On the invalidity of agreements on unpaid leave in the event of obstacles at work

A number of employers have dealt with the situation of not having work for employees during the coronavirus pandemic by entering into unpaid leave agreements. This was particularly the case for those businesses that were prevented by the pandemic from opening operations or providing services. However, the Supreme Court of the Czech Republic declared this practice illegal.

The case considered by the Supreme Court involved a dispute between an employee, a tour driver, and his employer, who had reached an agreement to resolve a situation where travel was severely restricted and the employee was therefore unable to work.

The Supreme Court commented on the case that an employer may generally grant an employee unpaid leave, particularly in situations not regulated by law, in accordance with the principle that what is not prohibited is permitted. However, this is not the case where there are obstacles to work on the employer's side and the agreement effectively deprives the employee of the wage compensation to which he is legally entitled. In this situation, the employer cannot validly agree with the employee on unpaid leave.

Employers who grant unpaid leave to employees must therefore be advised to be cautious in future and, if possible, not to do so at a time when there are or could be objective obstacles to work on their side. The agreement to grant unpaid leave should be in writing and ideally state the reason why the leave is being granted, to minimise the risk of the agreement being seen to circumvent the law.


Will preventive restructuring save companies in trouble?

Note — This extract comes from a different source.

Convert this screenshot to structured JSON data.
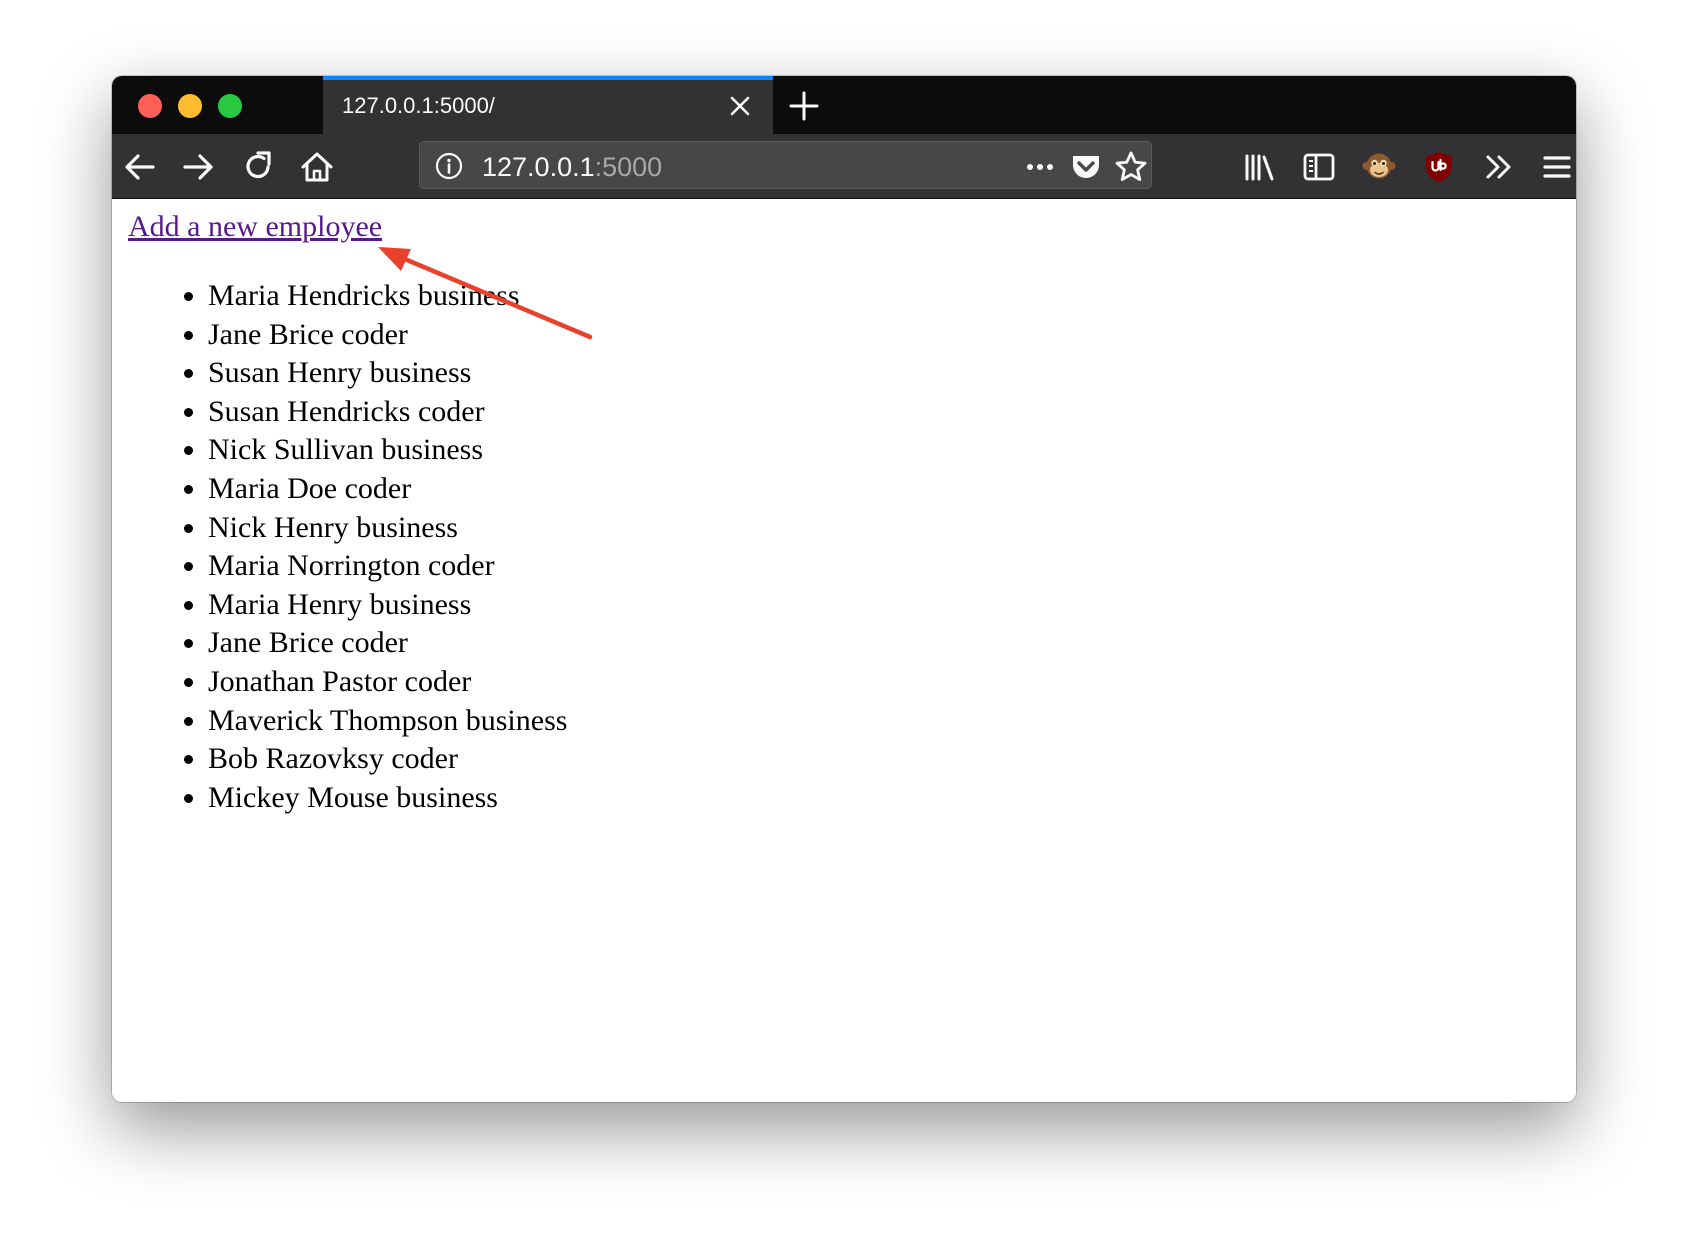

The objective of the preventive restructuring is to avert the company's bankruptcy while maintaining the operation of the business plant. Companies that have already entered bankruptcy will no longer be affected by this option.

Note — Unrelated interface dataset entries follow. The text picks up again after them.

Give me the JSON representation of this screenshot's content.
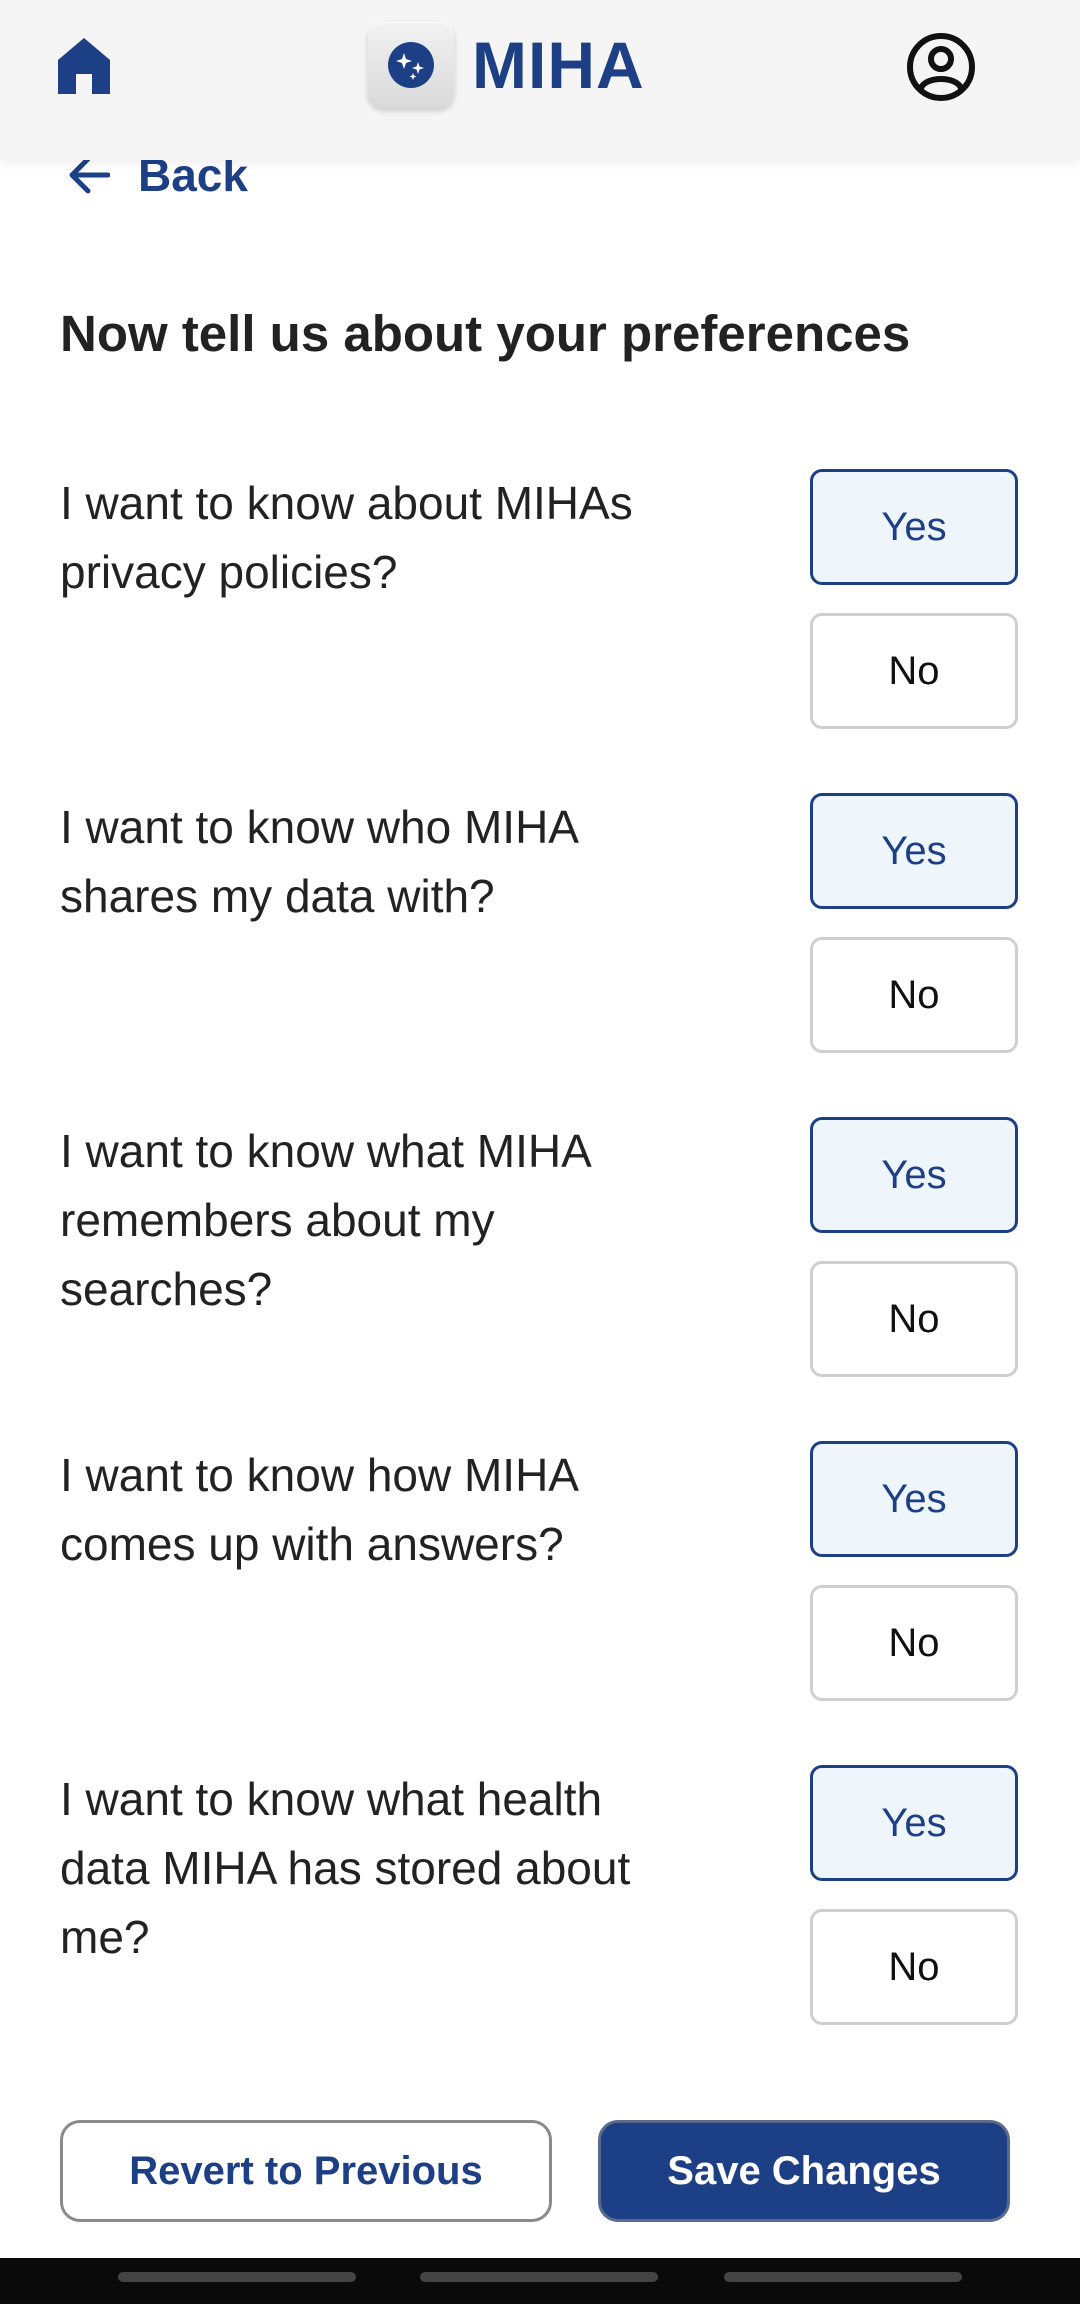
{
  "header": {
    "home_icon": "home-icon",
    "logo_icon": "miha-logo-icon",
    "app_name": "MIHA",
    "profile_icon": "account-circle-icon",
    "brand_color": "#1d3f85"
  },
  "back": {
    "icon": "arrow-left-icon",
    "label": "Back"
  },
  "title": "Now tell us about your preferences",
  "questions": [
    {
      "text": "I want to know about MIHAs privacy policies?",
      "yes": "Yes",
      "no": "No",
      "selected": "Yes"
    },
    {
      "text": "I want to know who MIHA shares my data with?",
      "yes": "Yes",
      "no": "No",
      "selected": "Yes"
    },
    {
      "text": "I want to know what MIHA remembers about my searches?",
      "yes": "Yes",
      "no": "No",
      "selected": "Yes"
    },
    {
      "text": "I want to know how MIHA comes up with answers?",
      "yes": "Yes",
      "no": "No",
      "selected": "Yes"
    },
    {
      "text": "I want to know what health data MIHA has stored about me?",
      "yes": "Yes",
      "no": "No",
      "selected": "Yes"
    }
  ],
  "actions": {
    "revert_label": "Revert to Previous",
    "save_label": "Save Changes"
  }
}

Recovery is to be achieved by the entrepreneur in particular by negotiating with creditors over a restructuring plan. This should provide creditors with a better chance of satisfying claims or even preserving existing contracts in return for providing certain relief than a possible bankruptcy and subsequent insolvency proceedings.

Precautionary restructuring will take two forms - public and private. In the case of public, an invitation to creditors to register their claims that the company will have to settle in the restructuring will be published in the restructuring register. In the case of a private restructuring, the restructuring plan will then be approved only by the creditors concerned (i.e., those whose rights will be affected by the plan) by at least a three-quarters majority. For unaffected creditors, the restructuring will not change anything. The advantage of a private restructuring will certainly be the elimination of the negative publicity associated with insolvency proceedings.

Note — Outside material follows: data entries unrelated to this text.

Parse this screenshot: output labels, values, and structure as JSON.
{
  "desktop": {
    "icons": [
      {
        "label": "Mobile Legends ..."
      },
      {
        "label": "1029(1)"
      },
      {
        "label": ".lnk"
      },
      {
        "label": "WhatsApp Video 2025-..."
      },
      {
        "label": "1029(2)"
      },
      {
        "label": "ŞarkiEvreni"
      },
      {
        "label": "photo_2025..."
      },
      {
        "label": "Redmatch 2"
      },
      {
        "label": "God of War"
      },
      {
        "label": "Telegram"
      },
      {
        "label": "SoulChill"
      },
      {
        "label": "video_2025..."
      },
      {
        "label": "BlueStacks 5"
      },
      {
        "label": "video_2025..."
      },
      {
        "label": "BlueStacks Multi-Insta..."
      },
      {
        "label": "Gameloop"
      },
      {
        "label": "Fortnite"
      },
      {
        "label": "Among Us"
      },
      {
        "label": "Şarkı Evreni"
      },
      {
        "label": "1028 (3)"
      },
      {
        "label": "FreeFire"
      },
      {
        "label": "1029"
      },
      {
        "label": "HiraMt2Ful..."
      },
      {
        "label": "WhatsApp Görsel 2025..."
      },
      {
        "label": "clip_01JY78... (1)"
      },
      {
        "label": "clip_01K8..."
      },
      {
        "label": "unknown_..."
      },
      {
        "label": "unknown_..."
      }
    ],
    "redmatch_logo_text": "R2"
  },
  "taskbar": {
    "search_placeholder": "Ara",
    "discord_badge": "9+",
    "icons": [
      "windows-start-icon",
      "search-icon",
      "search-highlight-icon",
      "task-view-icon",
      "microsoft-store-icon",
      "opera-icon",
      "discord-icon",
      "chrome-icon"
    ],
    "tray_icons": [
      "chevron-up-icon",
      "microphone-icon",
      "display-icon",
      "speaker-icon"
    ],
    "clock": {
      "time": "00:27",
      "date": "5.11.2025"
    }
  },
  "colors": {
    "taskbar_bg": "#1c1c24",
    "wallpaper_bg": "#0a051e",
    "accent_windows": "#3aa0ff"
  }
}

Unlike insolvency proceedings, which are inherently adversarial, restructuring is to a greater extent a consensual process. The question is whether companies will take advantage of the new institution. We believe that this option for dealing with impending bankruptcy could be a more acceptable solution for company management than negotiating concessions with individual creditors, which may carry the risk of being challenged on the grounds of favouritism or short-changing the creditor if bankruptcy is not averted. However, we will have to wait a few more months to see the impact of the new law before it is passed.